ITAL:2550Images of Modern Italy3
JMC:1500Social Media Today3
JPNS:1506Asian Humanities: Japan3
LING:2900Language, Gender, and Sexuality3
MUS:1009Jazz Cultures in America and Abroad3
MUS:1720History of Jazz3
MUS:2311/LAS:2311Music of Latin America and the Caribbean3
PHIL:1401Matters of Life and Death3
PHIL:1861Introduction to Philosophy3
PHIL:2402Introduction to Ethics3
POLI:1300Introduction to Political Thought and Action3
RELS:1021Judaism: The Sacred and the Secular3
RELS:1070Introduction to the Hebrew Bible/Old Testament3
RELS:1080Introduction to the New Testament3
RELS:1130/HIST:1030Introduction to Islamic Civilization3
RELS:1350/AFAM:1250Introduction to African American Religions3
RELS:1404/ASIA:1040Living Religions of the East3
RELS:1506/ASIA:1060Introduction to Buddhism3
RELS:1702Religion in America Today3
RELS:1810Longing for Freedom3
RELS:1903Quest for Human Destiny3
RELS:2700/AINS:2700Sacred World of Native Americans3
RELS:2852/GWSS:2052Women in Islam and the Middle East3
RELS:2986Religion and Women3
SLAV:1131Introduction to Russian Culture3
SLAV:1132Russia Today3
SLAV:1531Slavic Folklore3
SLAV:1532Religion and Culture of Slavs3
SLAV:3082Youth Subcultures After Socialism3
SOAS:1502/RELS:1502Asian Humanities: India3
SOC:1310/GWSS:1310Gender and Society3-4
SOC:2710The American Family3
SOC:2810Social Inequality3
SOC:3830Race and Ethnicity3
SPAN:1700Latino/a Literature in the U.S.3
SPAN:1900Diversity and Cultures in Spain3
SPAN:3420/CL:3396Cuban American Literature and Culture3
SPST:1074/AMST:1074/GWSS:1074Inequality in American Sport3
SRM:1045Health for Living3
SRM:1072Leisure and the Liberal Arts3
SSW:1022/SOC:1022Social Justice and Social Welfare in the United States3
THTR:1411Comedy and Society3
THTR:1412/DANC:1412/DPA:1412The Arts in Performance3
THTR:2405Staging Americans: U.S. Cultures Through Theatre and Performancearr.
WLLC:2550Mardi Gras and More: Cultures of Carnival3-4

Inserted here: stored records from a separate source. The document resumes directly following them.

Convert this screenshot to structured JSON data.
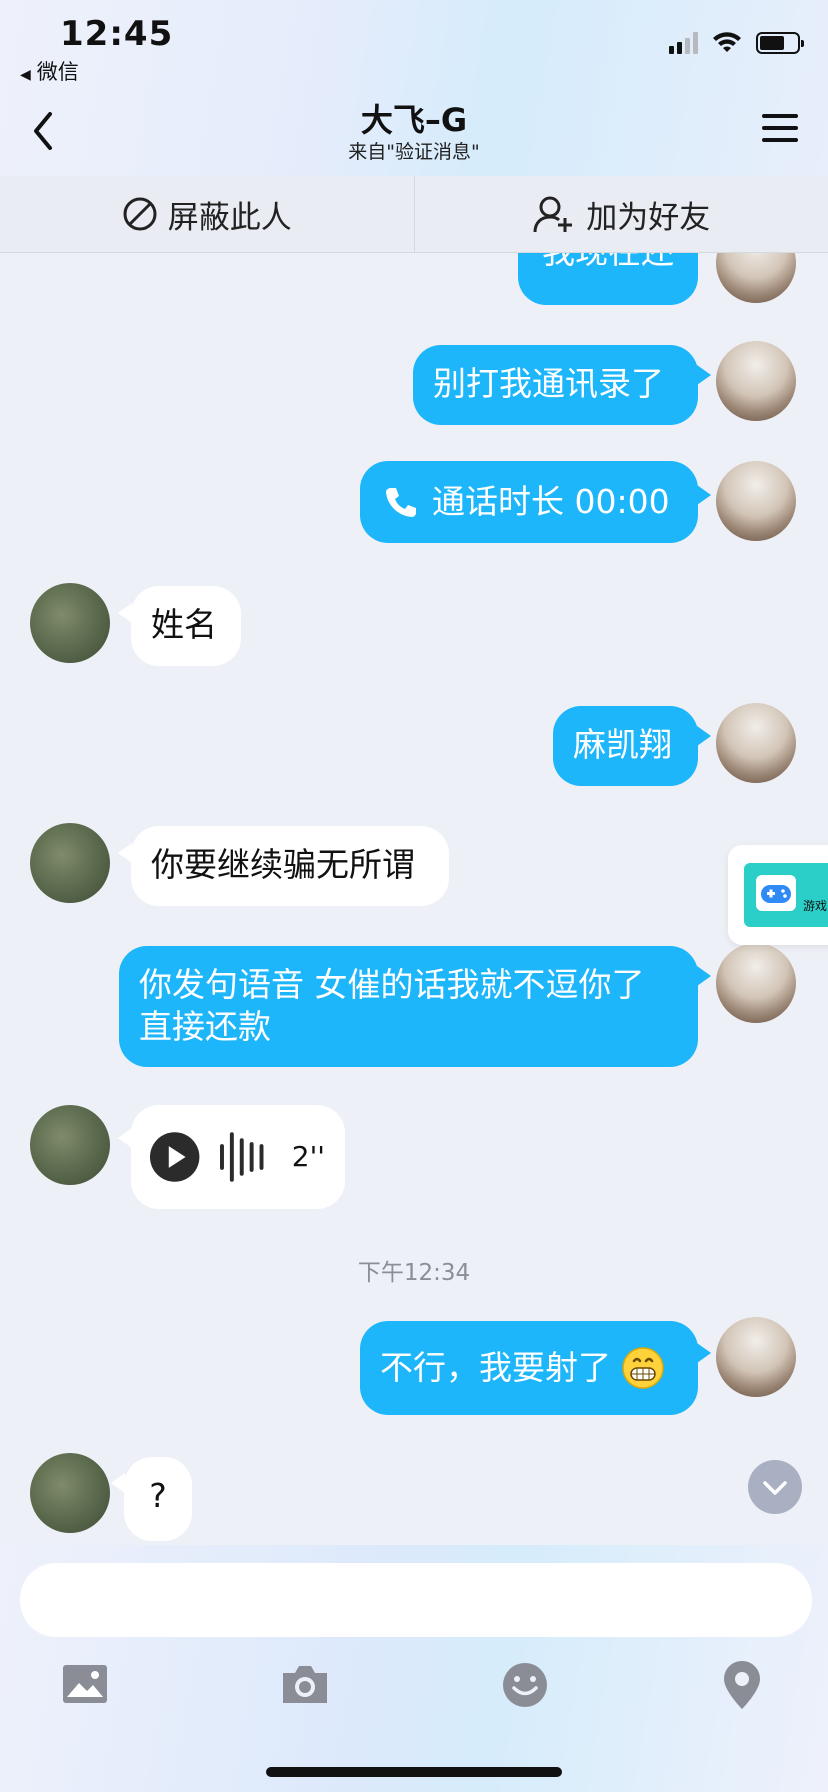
{
  "status_bar": {
    "time": "12:45",
    "back_app": "微信"
  },
  "header": {
    "title": "大飞–G",
    "subtitle": "来自\"验证消息\""
  },
  "actions": {
    "block": "屏蔽此人",
    "add_friend": "加为好友"
  },
  "messages": {
    "m0": "我现在还",
    "m1": "别打我通讯录了",
    "m2": "通话时长 00:00",
    "m3": "姓名",
    "m4": "麻凯翔",
    "m5": "你要继续骗无所谓",
    "m6_line1": "你发句语音 女催的话我就不逗你了",
    "m6_line2": "直接还款",
    "m7_duration": "2''",
    "timestamp": "下午12:34",
    "m8": "不行，我要射了",
    "m9": "?"
  },
  "floating": {
    "label": "游戏"
  },
  "input": {
    "placeholder": ""
  },
  "colors": {
    "outgoing_bubble": "#1eb6fb",
    "incoming_bubble": "#ffffff",
    "accent": "#1eb6fb"
  }
}
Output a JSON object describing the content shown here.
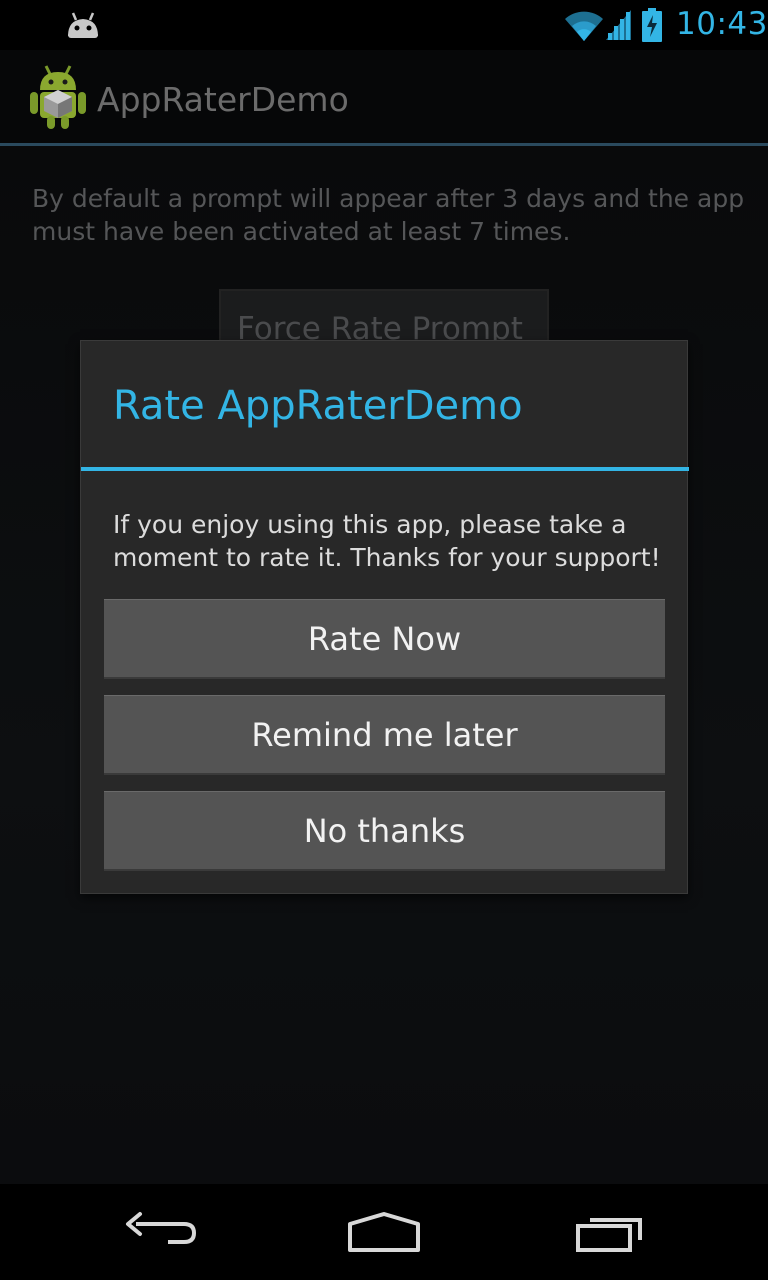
{
  "status_bar": {
    "time": "10:43",
    "icons": [
      "android-notification-icon",
      "wifi-icon",
      "signal-icon",
      "battery-charging-icon"
    ],
    "accent_color": "#33b5e5"
  },
  "action_bar": {
    "app_icon": "android-robot-icon",
    "title": "AppRaterDemo"
  },
  "content": {
    "description": "By default a prompt will appear after 3 days and the app must have been activated at least 7 times.",
    "force_button_label": "Force Rate Prompt"
  },
  "dialog": {
    "title": "Rate AppRaterDemo",
    "message": "If you enjoy using this app, please take a moment to rate it. Thanks for your support!",
    "buttons": {
      "rate_now": "Rate Now",
      "remind_later": "Remind me later",
      "no_thanks": "No thanks"
    },
    "title_color": "#33b5e5"
  },
  "nav_bar": {
    "buttons": [
      "back-icon",
      "home-icon",
      "recents-icon"
    ]
  }
}
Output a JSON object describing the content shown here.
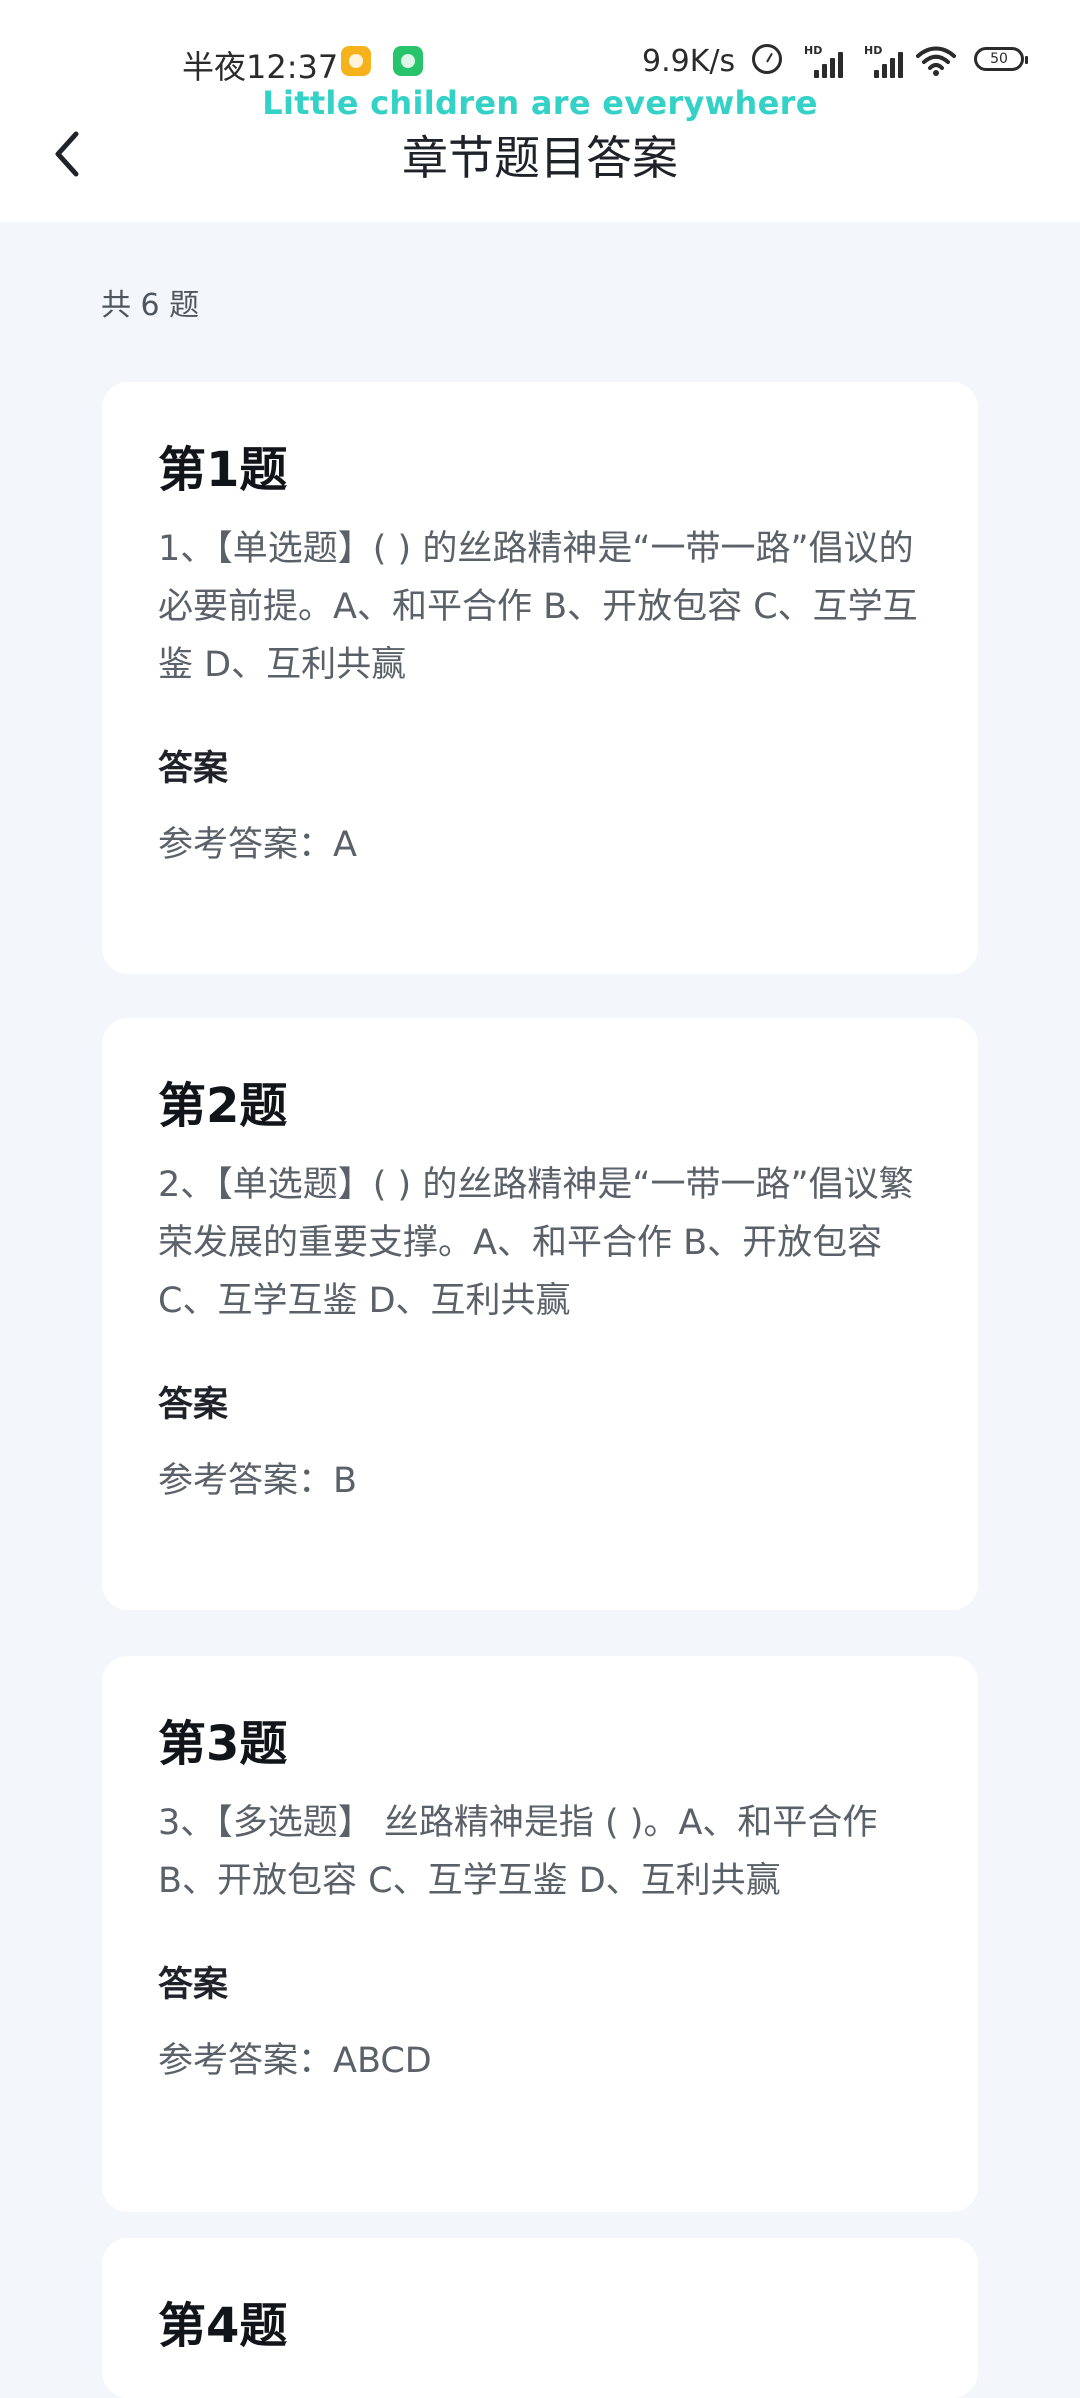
{
  "status_bar": {
    "time": "半夜12:37",
    "net_speed": "9.9K/s",
    "battery_level": "50",
    "icons": [
      "app-badge-icon",
      "app-badge-icon",
      "alarm-icon",
      "signal-hd-icon",
      "signal-hd-icon",
      "wifi-icon",
      "battery-icon"
    ]
  },
  "overlay": {
    "text": "Little children are everywhere"
  },
  "header": {
    "title": "章节题目答案",
    "back_icon": "chevron-left-icon"
  },
  "summary": {
    "count_label": "共 6 题"
  },
  "questions": [
    {
      "title": "第1题",
      "text": "1、【单选题】( ) 的丝路精神是“一带一路”倡议的必要前提。A、和平合作 B、开放包容 C、互学互鉴 D、互利共赢",
      "answer_heading": "答案",
      "answer": "参考答案：A"
    },
    {
      "title": "第2题",
      "text": "2、【单选题】( ) 的丝路精神是“一带一路”倡议繁荣发展的重要支撑。A、和平合作 B、开放包容 C、互学互鉴 D、互利共赢",
      "answer_heading": "答案",
      "answer": "参考答案：B"
    },
    {
      "title": "第3题",
      "text": "3、【多选题】 丝路精神是指 ( )。A、和平合作 B、开放包容 C、互学互鉴 D、互利共赢",
      "answer_heading": "答案",
      "answer": "参考答案：ABCD"
    },
    {
      "title": "第4题"
    }
  ]
}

Four-Year Graduation Plan

The Four-Year Graduation Plan is not available to students majoring in science education.

The Pomerantz Career Center offers multiple resources to help students find internships and jobs.